__Exercise objective__: A single number is wanted: how many lines of the records below contain the word "this".

================

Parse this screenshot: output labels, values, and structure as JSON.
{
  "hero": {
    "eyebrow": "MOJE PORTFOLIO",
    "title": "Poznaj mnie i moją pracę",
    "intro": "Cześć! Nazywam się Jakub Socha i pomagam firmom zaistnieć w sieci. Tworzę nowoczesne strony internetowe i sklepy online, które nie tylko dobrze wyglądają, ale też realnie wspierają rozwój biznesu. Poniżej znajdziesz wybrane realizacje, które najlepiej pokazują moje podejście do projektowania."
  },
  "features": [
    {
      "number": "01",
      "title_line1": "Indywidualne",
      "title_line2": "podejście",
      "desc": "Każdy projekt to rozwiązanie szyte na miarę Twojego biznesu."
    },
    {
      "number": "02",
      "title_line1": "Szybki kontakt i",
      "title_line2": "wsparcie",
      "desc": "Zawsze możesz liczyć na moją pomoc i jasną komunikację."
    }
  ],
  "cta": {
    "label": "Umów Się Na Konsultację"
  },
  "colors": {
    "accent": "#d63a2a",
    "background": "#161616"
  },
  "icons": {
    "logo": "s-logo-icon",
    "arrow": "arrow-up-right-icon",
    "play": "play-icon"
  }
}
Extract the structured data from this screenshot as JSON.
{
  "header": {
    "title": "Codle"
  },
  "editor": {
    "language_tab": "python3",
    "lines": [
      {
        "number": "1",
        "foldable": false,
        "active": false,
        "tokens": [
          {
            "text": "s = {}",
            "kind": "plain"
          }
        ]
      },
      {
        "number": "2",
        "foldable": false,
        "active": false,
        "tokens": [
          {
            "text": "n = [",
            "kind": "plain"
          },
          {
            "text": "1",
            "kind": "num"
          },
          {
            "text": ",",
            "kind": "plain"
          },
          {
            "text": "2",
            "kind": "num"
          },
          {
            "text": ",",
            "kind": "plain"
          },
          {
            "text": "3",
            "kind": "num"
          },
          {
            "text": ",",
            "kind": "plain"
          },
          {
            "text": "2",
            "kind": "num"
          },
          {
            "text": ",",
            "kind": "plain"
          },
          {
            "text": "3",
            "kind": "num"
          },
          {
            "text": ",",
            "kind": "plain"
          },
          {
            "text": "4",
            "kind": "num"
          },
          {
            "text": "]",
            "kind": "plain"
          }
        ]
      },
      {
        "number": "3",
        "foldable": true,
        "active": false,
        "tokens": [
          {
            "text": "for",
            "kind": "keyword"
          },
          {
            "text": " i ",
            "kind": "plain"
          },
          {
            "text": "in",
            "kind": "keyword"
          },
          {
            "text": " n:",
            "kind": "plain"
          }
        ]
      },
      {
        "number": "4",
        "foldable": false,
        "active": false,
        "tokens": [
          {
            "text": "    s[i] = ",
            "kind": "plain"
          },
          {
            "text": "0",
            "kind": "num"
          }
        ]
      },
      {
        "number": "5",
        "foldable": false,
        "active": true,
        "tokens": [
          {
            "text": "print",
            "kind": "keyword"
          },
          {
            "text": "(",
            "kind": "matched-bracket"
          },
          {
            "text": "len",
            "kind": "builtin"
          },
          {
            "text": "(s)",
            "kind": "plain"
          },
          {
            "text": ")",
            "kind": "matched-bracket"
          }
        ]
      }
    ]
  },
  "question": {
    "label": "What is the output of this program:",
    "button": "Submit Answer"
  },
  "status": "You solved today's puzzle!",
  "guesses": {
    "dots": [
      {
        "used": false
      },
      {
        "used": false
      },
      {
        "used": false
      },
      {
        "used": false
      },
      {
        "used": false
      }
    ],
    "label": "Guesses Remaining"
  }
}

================

__Response box__: 3